Recent changes made or proposed for our public transit system reflect trends that are likely to continue as our production of fossil fuels decreases and prices rise. 

As of June 11, Sound Transit Route 560 (Fauntleroy/Seatac) no longer serves the dock between 9AM and 3PM or after 6PM.  

The bicycle is the simplest, most efficient, and elegant machine ever invented to move people over land at the local level.  Biking is the predominant mode to transport people in the world. 

I recently received a response from a reader wanting to know what I mean by resilience.  So, I decided that I would give you the whole nine yards.  Don’t stop reading!  There is actually some interesting stuff to know about this concept. 

In  last week’s column on Local Currency and  in previous ones, I’ve called for the relocalization of our Vashon economy as a hedge against the economic disturbances to come as a result of diminishing resources.  I’d like to continue that discussion.

Islanders responded to the recent opening of Puget Sound Cooperative Credit Union by opening accounts already totaling more than 2 million dollars. Clearly, many of us consider it important that our money be invested exclusively in our community.
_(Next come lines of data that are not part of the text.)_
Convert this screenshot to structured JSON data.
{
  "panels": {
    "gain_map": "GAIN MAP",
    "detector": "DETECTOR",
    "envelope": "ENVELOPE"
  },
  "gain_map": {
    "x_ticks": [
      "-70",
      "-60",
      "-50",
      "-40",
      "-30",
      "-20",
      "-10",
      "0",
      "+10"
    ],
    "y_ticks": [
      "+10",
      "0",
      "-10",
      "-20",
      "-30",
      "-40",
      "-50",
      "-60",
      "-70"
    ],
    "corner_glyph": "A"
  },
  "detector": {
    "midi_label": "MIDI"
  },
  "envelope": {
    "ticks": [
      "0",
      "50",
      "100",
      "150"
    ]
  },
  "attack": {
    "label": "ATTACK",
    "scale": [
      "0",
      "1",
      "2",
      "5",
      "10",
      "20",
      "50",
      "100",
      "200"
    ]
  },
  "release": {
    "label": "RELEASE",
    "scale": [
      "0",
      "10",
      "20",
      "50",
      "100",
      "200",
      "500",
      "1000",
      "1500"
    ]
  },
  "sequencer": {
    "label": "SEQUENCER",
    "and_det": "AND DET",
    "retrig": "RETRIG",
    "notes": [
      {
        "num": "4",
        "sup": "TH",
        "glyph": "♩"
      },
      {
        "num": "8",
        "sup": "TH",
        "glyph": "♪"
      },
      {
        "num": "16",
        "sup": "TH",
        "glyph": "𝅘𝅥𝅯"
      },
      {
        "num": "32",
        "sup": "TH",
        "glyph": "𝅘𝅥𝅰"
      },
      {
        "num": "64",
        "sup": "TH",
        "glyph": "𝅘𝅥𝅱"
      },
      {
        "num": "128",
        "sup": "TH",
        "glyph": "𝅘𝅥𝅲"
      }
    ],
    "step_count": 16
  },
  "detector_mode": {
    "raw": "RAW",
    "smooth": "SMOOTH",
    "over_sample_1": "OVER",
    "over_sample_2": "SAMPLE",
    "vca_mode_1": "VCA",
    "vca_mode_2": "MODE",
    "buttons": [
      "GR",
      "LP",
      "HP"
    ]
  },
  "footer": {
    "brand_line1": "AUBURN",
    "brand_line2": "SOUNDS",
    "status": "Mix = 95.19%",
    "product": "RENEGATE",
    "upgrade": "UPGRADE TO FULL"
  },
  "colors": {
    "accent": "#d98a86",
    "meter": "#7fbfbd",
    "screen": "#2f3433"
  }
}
As we approach the growing season, remember that one of the best things you can do to sustain your family in an uncertain future is to grow a vegetable garden.  This week, I’m deviating from the usual format to bring a timely message.  If you are considering buying seeds, I have some important information for you to consider before making your purchase.